→ What you need to do
Which lines in the data below contain the word "name"? Pull each of them out.

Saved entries
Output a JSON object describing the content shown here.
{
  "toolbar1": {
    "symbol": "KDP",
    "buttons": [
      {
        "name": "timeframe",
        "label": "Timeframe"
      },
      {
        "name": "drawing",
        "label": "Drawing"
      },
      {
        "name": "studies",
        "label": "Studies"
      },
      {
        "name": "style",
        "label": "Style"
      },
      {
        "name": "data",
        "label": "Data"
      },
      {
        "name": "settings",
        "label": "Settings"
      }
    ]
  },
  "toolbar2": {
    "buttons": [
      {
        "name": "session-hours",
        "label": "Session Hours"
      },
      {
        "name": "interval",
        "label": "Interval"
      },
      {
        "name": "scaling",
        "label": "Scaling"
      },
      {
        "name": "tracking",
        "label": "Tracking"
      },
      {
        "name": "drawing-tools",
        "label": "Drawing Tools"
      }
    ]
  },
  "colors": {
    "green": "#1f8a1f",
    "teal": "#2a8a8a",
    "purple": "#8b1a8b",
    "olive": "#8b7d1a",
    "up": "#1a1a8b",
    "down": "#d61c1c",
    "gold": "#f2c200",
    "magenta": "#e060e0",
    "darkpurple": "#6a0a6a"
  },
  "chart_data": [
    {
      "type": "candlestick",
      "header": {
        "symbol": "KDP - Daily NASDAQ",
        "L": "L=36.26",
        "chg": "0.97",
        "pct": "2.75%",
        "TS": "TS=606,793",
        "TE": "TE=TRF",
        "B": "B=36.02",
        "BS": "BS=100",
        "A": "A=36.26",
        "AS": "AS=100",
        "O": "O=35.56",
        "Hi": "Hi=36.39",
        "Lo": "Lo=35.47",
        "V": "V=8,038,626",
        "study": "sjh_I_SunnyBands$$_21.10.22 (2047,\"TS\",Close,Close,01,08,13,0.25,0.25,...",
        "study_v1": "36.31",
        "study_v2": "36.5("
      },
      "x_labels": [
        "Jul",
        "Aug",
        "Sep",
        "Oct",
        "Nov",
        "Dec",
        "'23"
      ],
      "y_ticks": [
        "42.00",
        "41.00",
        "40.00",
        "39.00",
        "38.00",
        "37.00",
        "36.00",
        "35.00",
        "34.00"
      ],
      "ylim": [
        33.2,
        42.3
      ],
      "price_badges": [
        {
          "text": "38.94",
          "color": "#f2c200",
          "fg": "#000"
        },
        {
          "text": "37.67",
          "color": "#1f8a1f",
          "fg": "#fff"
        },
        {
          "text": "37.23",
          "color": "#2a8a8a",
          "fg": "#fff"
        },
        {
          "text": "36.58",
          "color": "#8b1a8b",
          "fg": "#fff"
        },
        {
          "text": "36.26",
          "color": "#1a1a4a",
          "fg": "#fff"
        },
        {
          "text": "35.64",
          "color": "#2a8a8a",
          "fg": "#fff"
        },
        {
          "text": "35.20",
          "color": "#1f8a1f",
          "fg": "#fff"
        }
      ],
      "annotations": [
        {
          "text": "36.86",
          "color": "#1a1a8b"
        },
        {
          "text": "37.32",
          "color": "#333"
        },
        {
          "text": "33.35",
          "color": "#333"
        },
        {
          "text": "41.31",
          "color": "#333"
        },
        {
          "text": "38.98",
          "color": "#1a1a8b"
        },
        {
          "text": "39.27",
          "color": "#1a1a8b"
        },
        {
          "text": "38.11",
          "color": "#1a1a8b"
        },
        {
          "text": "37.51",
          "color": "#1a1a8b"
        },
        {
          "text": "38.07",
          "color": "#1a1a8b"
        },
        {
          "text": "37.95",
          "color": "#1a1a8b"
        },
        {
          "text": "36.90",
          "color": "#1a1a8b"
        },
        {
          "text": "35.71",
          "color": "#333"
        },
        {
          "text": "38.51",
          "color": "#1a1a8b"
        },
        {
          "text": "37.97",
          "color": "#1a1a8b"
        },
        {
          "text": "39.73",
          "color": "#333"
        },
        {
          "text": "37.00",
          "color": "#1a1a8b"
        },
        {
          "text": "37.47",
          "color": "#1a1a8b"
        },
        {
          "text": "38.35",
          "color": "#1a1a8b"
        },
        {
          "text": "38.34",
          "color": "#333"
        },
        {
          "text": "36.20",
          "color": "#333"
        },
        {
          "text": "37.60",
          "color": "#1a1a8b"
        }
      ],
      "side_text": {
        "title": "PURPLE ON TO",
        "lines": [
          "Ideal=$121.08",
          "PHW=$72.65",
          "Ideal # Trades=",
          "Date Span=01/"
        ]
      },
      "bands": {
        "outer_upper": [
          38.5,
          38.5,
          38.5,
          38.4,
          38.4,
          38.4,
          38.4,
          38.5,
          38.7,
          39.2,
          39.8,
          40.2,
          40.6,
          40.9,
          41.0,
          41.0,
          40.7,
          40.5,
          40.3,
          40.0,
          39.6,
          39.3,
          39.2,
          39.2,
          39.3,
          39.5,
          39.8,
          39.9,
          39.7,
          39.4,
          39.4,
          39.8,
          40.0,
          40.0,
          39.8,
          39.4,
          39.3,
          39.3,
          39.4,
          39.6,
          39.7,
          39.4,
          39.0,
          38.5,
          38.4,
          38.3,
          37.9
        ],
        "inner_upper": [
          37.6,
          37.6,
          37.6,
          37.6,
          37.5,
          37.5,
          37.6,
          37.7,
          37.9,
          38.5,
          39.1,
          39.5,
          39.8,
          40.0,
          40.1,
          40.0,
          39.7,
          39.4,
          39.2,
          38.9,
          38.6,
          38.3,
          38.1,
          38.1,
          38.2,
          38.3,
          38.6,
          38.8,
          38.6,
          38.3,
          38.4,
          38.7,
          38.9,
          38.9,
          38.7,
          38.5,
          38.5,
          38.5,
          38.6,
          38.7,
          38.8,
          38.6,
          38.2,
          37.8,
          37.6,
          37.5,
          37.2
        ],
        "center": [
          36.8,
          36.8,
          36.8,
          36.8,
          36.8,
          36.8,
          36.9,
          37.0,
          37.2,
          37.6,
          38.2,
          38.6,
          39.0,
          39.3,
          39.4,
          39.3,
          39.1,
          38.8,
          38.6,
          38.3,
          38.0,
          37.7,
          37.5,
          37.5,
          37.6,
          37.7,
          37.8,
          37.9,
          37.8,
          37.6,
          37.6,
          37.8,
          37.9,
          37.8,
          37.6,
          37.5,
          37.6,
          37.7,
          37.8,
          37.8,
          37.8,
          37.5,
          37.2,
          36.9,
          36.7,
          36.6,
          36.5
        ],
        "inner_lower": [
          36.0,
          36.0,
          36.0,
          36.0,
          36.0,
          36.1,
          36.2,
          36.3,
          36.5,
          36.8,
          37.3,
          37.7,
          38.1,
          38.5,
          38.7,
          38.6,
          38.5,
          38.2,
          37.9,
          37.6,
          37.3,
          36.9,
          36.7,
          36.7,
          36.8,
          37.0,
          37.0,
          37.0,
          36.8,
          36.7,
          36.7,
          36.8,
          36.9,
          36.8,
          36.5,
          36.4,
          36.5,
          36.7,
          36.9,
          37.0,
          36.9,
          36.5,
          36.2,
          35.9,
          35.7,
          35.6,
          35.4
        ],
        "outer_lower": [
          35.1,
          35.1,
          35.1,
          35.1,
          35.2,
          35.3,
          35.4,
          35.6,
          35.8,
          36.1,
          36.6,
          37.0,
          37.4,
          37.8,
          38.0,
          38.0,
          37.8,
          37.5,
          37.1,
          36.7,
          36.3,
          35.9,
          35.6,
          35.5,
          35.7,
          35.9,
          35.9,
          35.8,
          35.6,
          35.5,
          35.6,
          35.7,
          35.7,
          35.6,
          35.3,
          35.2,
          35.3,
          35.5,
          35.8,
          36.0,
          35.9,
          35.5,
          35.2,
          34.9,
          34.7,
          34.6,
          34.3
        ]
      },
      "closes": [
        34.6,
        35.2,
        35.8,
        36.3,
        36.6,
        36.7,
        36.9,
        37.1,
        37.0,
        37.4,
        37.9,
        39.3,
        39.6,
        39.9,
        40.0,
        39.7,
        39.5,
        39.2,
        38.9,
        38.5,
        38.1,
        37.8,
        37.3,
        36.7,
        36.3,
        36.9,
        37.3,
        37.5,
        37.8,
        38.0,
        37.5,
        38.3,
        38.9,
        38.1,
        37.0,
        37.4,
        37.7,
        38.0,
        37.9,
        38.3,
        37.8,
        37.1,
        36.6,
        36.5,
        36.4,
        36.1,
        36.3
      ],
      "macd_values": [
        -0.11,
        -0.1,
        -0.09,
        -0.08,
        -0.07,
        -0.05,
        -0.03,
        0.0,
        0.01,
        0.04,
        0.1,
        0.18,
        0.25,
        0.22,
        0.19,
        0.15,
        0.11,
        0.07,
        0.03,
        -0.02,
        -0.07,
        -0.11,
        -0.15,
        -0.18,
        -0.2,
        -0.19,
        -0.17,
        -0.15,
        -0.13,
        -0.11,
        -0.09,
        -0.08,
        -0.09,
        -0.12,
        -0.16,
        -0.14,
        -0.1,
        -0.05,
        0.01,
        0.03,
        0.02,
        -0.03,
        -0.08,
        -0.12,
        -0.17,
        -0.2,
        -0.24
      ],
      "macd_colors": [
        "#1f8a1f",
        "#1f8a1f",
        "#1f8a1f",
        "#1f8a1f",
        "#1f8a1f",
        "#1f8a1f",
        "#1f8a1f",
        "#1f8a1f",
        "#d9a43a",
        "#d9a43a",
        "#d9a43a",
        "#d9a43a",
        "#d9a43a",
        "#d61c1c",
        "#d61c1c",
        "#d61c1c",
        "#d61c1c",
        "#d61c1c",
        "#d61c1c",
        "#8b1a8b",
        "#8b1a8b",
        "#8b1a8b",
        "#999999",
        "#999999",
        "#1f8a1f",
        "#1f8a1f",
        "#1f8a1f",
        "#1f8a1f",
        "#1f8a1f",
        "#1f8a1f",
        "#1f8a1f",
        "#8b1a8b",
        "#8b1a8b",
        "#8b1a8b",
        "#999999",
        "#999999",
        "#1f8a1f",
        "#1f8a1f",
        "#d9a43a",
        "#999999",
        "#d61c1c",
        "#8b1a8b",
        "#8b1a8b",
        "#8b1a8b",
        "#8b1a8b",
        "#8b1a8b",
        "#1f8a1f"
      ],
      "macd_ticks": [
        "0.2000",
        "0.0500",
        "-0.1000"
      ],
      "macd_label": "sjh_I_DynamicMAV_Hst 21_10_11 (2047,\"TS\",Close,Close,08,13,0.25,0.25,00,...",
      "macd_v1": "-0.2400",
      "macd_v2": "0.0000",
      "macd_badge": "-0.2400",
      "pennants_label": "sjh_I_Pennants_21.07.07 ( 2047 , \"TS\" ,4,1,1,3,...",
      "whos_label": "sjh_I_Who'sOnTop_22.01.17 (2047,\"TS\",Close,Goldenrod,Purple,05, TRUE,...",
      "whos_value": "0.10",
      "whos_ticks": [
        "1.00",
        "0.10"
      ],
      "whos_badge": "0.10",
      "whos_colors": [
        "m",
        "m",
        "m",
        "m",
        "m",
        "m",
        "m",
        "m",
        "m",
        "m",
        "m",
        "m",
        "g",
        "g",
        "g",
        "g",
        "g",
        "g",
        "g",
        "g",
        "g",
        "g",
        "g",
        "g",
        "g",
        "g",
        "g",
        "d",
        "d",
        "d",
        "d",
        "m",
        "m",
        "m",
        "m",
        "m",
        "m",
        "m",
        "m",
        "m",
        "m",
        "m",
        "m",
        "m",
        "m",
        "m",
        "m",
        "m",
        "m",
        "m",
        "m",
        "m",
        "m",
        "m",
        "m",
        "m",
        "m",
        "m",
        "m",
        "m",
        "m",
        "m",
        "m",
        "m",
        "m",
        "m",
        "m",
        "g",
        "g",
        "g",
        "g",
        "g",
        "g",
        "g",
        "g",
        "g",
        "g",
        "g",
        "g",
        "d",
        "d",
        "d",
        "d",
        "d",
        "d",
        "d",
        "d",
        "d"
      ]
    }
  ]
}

→ Result
        "name": "timeframe",
        "name": "drawing",
        "name": "studies",
        "name": "style",
        "name": "data",
        "name": "settings",
        "name": "session-hours",
        "name": "interval",
        "name": "scaling",
        "name": "tracking",
        "name": "drawing-tools",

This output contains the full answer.